Because I had decided to use the epistolary format to tell Rifka’s story, I needed, within the internal logic of the book, to provide her with the means to write. She would not have had access to writing paper, nor the luxury to carry that paper with her. She also would have been unable to send letters. Rifka’s entries to her cousin were more self-soothing/interior explorations than a real attempt at correspondence. So, I decided to give Rifka a book to travel with. My Aunt Lucy remembered that she had carried books with her though she couldn’t remember the titles. Giving Rifka a book helped to expand the reader’s understanding of her character, as well as providing a vehicle in which she could record her tale. After doing a bit of research, I felt Pushkin, whose poetry I knew only in passing, seemed the best option…his work would have been in print and it’s possible Rifka’s family, particularly her cousins, might have had a copy of it. At that point I began dedicatedly studying Pushkin’s body of work. After going through it the first time, I combed through it again, this time with Rifka’s journey in mind. I recorded sheets and sheets of quotes and excerpts from Pushkin’s verse and ultimately matched up a brief selection of his poetry with each chapter of my book, using the Pushkin quotes to prepare the reader for what was to occur next in Rifka’s story.

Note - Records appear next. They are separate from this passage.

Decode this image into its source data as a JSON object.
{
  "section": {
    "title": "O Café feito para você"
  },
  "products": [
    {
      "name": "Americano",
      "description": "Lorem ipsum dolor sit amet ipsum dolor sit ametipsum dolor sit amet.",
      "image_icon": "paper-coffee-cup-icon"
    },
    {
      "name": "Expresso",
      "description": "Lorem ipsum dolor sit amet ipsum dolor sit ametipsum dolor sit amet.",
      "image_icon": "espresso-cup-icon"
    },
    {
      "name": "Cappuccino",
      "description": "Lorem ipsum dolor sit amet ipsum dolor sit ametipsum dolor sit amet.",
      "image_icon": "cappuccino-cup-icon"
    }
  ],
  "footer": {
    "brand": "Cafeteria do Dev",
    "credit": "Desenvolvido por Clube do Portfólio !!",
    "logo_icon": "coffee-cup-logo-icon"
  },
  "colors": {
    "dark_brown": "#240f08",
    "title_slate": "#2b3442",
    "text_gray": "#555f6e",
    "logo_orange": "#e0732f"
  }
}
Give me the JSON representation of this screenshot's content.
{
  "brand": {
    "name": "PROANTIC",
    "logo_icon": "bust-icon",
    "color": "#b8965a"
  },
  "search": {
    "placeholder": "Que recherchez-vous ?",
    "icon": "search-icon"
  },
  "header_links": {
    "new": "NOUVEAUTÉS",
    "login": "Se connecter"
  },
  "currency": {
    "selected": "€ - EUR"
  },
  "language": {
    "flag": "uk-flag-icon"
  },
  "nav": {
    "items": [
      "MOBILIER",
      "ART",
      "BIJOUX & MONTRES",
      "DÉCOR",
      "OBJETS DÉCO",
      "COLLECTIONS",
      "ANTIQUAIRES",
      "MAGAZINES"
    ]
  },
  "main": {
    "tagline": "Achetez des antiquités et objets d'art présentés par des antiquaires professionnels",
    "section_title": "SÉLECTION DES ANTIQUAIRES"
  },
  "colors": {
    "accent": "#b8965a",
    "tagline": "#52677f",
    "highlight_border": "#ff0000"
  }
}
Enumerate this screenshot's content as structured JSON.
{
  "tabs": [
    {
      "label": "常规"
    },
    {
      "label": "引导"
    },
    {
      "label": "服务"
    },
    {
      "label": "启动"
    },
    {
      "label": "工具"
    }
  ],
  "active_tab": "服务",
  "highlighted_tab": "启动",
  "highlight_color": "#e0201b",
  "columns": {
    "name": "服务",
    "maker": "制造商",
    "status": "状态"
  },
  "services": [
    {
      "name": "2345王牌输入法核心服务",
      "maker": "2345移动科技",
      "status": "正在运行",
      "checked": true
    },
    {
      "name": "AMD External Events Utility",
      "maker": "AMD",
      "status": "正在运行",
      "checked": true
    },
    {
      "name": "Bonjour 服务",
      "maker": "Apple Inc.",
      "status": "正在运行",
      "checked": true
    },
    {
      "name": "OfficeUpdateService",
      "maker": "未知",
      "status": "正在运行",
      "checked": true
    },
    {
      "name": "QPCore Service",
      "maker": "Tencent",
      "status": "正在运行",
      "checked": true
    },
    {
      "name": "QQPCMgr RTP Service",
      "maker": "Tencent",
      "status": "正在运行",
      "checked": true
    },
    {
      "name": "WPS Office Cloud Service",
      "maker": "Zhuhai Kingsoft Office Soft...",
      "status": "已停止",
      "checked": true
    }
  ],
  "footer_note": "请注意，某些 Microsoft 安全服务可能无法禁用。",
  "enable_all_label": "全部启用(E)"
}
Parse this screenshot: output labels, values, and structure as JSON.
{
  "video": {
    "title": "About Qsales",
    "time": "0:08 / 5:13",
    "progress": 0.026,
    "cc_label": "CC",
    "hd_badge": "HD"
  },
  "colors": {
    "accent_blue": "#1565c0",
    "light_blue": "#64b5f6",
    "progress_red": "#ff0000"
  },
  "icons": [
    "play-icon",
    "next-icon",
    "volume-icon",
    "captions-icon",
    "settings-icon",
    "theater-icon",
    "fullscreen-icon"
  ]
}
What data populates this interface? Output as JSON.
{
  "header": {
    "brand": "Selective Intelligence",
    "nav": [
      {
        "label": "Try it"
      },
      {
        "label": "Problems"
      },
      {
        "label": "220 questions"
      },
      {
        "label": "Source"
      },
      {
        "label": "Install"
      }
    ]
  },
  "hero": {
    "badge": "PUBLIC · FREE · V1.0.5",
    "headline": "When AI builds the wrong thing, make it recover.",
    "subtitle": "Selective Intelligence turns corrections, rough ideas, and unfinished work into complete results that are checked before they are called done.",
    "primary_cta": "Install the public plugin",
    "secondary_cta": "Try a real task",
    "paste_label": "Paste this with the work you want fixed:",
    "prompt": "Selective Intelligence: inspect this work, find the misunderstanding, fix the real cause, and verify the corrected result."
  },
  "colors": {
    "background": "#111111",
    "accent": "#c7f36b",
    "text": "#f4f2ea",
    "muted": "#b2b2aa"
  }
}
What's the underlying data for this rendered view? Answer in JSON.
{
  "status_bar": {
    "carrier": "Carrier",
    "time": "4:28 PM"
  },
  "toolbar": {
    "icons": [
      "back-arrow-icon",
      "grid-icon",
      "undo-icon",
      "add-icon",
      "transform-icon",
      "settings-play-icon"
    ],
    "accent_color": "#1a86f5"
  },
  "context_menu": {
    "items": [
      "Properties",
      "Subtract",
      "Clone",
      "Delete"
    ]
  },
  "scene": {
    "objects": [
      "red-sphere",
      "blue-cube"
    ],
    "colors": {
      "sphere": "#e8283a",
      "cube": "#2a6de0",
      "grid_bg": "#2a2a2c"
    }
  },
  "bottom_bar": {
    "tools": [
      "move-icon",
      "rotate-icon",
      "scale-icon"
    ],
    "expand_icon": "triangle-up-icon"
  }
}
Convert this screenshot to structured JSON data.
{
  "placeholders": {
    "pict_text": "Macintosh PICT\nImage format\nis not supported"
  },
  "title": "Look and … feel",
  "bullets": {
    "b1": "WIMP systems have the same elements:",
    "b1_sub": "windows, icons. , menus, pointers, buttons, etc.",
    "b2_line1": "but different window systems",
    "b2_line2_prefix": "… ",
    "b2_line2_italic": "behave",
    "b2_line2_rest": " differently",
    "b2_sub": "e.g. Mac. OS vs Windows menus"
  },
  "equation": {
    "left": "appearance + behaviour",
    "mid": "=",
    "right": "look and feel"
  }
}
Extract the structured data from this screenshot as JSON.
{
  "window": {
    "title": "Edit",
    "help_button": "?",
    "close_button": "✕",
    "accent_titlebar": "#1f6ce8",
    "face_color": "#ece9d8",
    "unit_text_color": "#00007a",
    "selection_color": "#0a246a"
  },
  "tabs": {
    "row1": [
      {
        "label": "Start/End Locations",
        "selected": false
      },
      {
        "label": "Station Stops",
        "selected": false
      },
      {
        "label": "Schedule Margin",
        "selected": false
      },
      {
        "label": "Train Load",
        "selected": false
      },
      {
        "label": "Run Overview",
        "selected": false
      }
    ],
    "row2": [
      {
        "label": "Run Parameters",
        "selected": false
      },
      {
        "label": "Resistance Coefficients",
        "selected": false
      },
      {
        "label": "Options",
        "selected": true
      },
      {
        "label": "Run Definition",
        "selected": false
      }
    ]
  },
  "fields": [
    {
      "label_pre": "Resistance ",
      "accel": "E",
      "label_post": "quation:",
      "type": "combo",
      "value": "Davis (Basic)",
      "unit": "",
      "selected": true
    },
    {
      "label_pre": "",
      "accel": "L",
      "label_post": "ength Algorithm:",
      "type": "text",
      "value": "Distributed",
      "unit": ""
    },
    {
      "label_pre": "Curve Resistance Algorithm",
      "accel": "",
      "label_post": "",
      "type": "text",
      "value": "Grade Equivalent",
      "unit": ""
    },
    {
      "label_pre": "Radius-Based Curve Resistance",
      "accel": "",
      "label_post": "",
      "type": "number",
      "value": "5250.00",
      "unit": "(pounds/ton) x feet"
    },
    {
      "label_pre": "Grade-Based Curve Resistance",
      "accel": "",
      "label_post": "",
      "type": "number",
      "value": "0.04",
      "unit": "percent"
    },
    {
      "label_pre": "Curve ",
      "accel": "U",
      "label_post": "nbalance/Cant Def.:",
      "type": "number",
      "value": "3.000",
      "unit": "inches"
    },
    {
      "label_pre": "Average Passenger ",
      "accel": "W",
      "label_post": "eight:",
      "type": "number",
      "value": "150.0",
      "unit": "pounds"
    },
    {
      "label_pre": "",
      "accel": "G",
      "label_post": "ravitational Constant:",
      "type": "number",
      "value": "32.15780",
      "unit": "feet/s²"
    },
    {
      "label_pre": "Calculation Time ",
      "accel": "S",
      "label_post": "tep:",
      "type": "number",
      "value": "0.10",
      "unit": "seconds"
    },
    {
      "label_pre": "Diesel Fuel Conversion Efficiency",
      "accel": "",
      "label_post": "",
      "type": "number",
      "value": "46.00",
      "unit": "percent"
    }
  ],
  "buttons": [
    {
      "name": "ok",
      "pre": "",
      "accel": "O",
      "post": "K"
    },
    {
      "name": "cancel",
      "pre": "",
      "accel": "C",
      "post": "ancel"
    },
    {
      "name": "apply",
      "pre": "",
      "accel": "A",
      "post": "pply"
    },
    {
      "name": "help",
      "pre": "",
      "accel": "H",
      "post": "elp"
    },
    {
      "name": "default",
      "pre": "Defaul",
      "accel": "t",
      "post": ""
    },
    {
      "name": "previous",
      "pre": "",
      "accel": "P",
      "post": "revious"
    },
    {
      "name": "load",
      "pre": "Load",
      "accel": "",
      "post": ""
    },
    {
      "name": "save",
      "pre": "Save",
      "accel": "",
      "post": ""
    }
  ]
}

For additional information: http://www.childlitassn.org/phoenix-award